Different varieties of coconut milk will affect its longevity. Full fat will often have a better shelf life than low-fat, processed cartons of coconut milk for your coffee will last longer than the coconut milk you made yourself. My barista keeps the coconut milk he uses for coffee on the counter, opened all day, and it doesn’t seem to go bad, whereas once I tried to make my own coconut milk, left it out for a few hours, and it soured.
Can you freeze coconut milk?
Yes, you CAN freeze coconut milk! It may affect the product’s texture once it has been defrosted, so if that is important to you, then it isn’t a great idea. Your coconut milk should be good for a few months in the freezer. Before use, take it out and leave it in the fridge to defrost or on the kitchen bench if you are sure you won’t forget about it.
Frozen coconut milk can also be dumped as is into a curry while you are cooking it, especially if it’s a low and slow-cooked recipe.
How to spot spoiled coconut milk
Coconut milk that has gone bad might smell a bit funky or have a slimy or lumpy texture. Discoloration may also occur. If you notice any of these things, better to be safe than sorry; throw it away!
In order to really know what bad coconut milk (or anything for that matter) smells like, I always sniff stuff when it is fresh so I can compare the smells later. I literally do this for all my foods, and over time, your nose will become quite adept at sniffing out the not-so-fresh ingredients in your fridge!

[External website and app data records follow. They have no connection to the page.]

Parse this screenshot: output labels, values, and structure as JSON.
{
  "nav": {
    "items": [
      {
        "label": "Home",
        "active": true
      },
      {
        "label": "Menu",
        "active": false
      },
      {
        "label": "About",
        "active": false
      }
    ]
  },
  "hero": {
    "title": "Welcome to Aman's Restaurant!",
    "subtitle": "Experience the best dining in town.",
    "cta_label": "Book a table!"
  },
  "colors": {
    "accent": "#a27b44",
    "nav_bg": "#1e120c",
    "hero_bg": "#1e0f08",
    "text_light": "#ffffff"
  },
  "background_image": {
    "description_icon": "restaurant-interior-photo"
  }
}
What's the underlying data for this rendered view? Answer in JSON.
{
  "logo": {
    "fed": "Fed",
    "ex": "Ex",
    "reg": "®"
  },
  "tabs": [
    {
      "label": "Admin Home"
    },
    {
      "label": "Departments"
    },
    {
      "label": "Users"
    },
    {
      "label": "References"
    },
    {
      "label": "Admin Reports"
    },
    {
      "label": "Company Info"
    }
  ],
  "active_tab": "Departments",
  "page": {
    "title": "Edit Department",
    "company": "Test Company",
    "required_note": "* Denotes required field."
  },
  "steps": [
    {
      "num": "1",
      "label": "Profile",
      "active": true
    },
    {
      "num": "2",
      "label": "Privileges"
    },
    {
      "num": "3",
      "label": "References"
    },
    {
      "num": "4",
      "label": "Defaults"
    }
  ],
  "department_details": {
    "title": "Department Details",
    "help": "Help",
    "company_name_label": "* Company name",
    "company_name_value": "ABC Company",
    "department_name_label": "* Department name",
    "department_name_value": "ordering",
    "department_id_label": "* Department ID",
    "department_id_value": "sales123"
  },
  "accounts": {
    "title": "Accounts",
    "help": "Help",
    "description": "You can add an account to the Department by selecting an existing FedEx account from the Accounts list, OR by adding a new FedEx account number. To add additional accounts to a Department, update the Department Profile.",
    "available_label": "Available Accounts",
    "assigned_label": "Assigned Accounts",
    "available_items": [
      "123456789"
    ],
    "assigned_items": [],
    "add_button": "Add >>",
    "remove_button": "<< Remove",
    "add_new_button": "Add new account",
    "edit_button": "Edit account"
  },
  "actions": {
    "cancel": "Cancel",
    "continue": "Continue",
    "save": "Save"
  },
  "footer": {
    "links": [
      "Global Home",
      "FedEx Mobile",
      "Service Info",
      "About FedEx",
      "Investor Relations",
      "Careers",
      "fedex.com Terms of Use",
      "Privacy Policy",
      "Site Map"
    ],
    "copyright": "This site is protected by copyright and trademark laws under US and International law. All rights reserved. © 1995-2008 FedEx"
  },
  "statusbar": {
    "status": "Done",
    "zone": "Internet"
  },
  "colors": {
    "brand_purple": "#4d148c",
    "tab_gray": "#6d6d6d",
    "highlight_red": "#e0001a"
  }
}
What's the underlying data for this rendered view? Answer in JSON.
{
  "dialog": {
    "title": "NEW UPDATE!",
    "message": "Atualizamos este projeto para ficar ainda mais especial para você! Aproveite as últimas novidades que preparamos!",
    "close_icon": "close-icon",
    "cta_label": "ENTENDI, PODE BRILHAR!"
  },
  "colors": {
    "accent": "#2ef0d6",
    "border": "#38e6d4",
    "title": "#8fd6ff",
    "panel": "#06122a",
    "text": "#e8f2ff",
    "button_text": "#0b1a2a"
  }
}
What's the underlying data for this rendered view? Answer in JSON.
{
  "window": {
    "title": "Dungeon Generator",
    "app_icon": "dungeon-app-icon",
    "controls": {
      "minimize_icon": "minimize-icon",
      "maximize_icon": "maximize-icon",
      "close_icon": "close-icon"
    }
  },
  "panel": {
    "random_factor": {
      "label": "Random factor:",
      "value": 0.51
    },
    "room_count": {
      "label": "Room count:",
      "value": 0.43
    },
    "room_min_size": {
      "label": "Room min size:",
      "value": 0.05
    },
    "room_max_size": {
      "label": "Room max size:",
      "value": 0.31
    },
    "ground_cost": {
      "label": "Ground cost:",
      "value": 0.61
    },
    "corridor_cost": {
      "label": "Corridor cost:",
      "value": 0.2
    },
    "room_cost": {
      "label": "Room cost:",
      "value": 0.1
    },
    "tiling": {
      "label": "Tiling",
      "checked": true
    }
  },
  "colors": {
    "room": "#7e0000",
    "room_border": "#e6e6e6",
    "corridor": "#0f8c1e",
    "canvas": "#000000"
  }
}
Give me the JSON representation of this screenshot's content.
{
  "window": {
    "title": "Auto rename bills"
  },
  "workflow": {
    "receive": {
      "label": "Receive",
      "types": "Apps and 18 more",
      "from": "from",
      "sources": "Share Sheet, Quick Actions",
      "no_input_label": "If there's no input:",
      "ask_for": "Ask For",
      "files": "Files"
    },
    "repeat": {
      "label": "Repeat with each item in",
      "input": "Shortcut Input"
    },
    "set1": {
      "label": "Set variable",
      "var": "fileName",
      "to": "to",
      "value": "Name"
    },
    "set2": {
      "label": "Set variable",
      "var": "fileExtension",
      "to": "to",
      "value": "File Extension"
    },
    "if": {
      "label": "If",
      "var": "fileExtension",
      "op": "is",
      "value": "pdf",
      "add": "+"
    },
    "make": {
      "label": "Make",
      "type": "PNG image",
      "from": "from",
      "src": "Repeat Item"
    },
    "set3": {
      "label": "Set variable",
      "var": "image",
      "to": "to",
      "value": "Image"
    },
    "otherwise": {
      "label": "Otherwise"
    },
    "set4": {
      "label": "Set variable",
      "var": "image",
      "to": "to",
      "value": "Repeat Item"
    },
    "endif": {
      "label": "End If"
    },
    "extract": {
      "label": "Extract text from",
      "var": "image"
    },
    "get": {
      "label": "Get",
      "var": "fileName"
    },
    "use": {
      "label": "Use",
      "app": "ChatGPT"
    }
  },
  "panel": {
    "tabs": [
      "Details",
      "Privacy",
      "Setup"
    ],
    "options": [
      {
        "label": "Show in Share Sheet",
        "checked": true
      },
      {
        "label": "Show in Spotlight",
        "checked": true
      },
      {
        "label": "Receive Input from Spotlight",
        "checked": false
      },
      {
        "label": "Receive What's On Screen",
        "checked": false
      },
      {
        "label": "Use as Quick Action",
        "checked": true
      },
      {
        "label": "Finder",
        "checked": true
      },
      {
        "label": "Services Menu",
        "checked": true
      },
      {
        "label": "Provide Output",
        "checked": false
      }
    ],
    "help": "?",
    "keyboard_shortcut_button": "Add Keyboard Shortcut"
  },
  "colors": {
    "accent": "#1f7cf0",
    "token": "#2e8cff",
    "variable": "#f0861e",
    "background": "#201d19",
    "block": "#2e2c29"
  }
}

Coconut milk is a great dairy alternative unless you’re on a low-fat diet. It contains healthy fats and various vitamins and minerals not necessarily found in cow’s milk. It tends to be easier on the stomach than cow’s milk too. It may not be healthier if you buy the packaged and carton varieties with added sugar and preservatives, though.
This depends on personal preference and dietary needs. Generally, coconut milk contains more healthy fats than almond milk but has fewer vitamins and minerals. Additionally, almond milk is usually lower in calories than coconut milk. Almond milk these days is more likely to contain added sugars, stabilizers, and other things, so coconut is probably a safer bet if you want to avoid those.
Coconut milk is high in fat, and that fat solidifies at cool to cold temperatures. Sometimes, if your milk looks curdled, but you know it isn’t off, it is because of this. Have you ever had coconut oil, and noticed how in summer it’s liquid, and in winter it is solid? Those bits of oil in the milk are doing the same thing, and it’s always winter in your fridge.